Each week, Essentials allows Canadian music industry figures to share the things that have helped get them through the pandemic, and why they still can’t live without them.
Singer/songwriter Tom Savage has been making critically acclaimed music for over 20 years, but when the pandemic arrived it essentially brought him back to the beginning. Holed up at home in Kingston, Ontario, he began piecing together a new collection of songs much like he did when he first acquired a four-track cassette recorder as a teenager.
However, through the benefits of digital technology, Savage could now send his multi-instrumental parts to his trusted rhythm section, bassist Jason Mercer (Ani DiFranco, Ron Sexsmith) and drummer Bonz Bowering, resulting in 21st Century Lo-Fi, Savage’s most diverse album to date.
Indeed, Savage greatly expands upon his familiar roots-based sound throughout 21st Century Lo-Fi, as evidenced by its first single Down Here, on which he offers a rapid-fire indictment of economic disparity overtop a pulsing beat. That theme is carried over into Something Real, which finds Savage delving into R&B and showing off some of his bluesy guitar chops.
Although like most singer/songwriters, Savage cites Neil Young as a primary inspiration for the fearless trust he’s always placed in his audience to follow him wherever the music led, Savage is likely to attract many brand new ears because of 21st Century Lo-Fi’s sonic exploration. As an album that ignores any pre-conceived notions, it’s the pure expression of an artist taking stock of his surroundings with an unflinching eye.
Essential Album: A.A. Bondy, Enderness (Fat Possum Records, 2019)
Enderness came out a few years ago but I've just heard it recently, and it is receiving serious rotation at the Savage household. A.A. Bondy knows how to put together an album, and this record is something that should be taken in all at once. Forego the shuffle button to receive the full effect of what Bondy has worked to achieve. Every piece flows together seamlessly and creates an almost meditative experience. If you dig this, then head back to his 2009 album When The Devil’s Loose for another masterful work.
Essential Book: Patrick Radden Keefe, Empire Of Pain: The Secret History of the Sackler Dynasty (Doubleday, 2021)

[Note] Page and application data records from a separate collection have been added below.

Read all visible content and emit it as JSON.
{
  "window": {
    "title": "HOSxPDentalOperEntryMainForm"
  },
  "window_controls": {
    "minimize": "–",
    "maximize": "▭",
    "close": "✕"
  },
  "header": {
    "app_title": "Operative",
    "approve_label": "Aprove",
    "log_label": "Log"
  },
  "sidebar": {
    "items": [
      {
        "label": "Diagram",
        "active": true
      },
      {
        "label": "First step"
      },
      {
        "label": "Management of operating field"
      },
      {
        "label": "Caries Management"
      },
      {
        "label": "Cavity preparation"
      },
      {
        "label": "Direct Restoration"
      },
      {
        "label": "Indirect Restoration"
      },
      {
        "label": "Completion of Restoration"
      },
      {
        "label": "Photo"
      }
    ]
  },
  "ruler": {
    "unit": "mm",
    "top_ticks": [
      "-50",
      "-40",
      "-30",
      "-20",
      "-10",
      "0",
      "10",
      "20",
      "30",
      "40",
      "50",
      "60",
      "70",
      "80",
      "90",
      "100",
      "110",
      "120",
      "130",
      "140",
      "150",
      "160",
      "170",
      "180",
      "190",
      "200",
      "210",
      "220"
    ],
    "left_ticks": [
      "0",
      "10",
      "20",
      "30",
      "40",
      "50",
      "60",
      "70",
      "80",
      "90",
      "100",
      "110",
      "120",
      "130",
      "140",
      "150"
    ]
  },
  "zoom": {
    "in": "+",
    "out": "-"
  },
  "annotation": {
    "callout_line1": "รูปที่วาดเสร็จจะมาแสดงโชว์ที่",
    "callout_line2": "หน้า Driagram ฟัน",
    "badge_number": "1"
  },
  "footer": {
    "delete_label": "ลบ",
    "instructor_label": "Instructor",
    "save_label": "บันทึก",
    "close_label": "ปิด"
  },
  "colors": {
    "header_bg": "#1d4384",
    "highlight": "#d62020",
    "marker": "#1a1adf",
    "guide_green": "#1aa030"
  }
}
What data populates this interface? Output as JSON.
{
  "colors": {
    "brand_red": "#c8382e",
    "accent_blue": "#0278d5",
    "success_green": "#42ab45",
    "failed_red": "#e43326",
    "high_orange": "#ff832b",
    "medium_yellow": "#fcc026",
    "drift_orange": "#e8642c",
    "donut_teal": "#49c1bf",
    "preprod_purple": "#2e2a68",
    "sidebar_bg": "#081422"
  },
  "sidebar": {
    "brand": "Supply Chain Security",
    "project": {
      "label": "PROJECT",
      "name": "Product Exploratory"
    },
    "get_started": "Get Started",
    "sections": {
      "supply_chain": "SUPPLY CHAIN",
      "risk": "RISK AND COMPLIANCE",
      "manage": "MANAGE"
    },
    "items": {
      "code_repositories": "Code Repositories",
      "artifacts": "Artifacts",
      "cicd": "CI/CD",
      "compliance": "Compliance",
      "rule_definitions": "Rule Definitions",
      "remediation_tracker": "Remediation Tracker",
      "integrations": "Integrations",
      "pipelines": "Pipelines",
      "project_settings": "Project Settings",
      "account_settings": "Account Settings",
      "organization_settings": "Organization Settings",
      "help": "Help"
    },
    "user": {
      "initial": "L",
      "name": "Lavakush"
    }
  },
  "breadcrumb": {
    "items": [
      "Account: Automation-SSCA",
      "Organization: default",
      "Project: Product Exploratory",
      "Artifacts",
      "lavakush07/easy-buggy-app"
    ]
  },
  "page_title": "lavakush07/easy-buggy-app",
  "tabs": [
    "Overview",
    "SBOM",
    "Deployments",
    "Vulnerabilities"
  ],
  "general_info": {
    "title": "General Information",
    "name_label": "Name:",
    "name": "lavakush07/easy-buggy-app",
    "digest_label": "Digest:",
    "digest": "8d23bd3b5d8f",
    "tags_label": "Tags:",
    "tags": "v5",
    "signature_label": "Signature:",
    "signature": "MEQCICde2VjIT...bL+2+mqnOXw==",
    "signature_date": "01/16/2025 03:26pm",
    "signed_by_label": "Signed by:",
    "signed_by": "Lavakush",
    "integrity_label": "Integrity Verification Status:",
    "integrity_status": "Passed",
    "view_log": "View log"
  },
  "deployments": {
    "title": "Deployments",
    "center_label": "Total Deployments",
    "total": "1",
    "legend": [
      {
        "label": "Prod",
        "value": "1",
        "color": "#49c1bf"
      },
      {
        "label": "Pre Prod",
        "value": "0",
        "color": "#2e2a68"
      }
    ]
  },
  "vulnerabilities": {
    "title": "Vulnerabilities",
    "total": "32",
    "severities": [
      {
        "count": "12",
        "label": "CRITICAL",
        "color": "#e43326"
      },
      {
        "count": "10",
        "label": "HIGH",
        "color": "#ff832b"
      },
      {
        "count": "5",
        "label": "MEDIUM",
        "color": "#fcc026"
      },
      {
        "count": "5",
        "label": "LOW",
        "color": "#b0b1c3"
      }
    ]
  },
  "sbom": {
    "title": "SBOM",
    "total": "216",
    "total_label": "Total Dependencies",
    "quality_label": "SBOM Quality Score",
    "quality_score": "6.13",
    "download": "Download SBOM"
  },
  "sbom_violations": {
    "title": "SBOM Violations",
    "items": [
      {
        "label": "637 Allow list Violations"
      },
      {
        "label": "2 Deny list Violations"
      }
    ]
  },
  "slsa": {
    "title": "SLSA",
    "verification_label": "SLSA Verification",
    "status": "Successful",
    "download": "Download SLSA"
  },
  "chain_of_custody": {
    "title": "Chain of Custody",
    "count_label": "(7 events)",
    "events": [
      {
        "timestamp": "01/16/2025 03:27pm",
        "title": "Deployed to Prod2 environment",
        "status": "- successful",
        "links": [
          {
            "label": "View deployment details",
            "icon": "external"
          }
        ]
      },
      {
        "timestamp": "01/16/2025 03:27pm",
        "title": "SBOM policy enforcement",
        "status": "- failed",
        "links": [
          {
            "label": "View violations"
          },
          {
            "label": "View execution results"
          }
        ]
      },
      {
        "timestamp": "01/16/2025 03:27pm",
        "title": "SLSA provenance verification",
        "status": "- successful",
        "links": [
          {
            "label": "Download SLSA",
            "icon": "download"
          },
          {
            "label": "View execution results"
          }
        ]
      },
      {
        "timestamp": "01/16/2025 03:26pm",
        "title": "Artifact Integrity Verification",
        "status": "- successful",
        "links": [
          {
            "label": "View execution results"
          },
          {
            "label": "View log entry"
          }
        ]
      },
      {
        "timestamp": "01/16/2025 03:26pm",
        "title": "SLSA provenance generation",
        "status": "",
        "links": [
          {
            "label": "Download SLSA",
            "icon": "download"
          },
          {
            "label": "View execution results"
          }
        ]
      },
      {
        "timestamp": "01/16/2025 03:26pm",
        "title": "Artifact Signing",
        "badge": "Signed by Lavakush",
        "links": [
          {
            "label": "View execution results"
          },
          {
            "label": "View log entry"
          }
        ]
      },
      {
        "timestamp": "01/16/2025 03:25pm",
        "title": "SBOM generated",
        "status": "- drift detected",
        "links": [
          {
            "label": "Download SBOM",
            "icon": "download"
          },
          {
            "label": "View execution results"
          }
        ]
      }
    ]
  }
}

I’m currently reading this one, which chronicles the rise and fall of the Sackler family, and how they almost single-handedly created the opioid crisis that the world is still reeling from today. Sometimes I want to throw this book at the wall in dismay that people like the Sacklers exist in the world, but it’s important to be aware of what lurks in the shadows.
Essential TV: Station Eleven (HBO Max, 2021)
I was reluctant to watch a show about a pandemic wiping out most of humanity, but I’m glad I overcame my hesitation. Station Eleven is so very well done. It has connecting storylines, with episodes switching between different characters’ perspectives, and ultimately connecting the dots between them. But it’s really an examination of humanity—the frailty that comes with being human, and our need for connection as a species.
Essential Movie: The Rider (2017)
The Rider really left an impression on me. A precursor to Chloe Zhao’s Oscar-winning Nomadland, The Rider also makes use of real-life people rather than actors to tell the story, which is based on real life events of lead Brady Jandreau, who suffered a head injury while bronc riding on the rodeo circuit. This film asks the question: What would one do if the one thing that, seemingly, gives our lives meaning is suddenly taken away?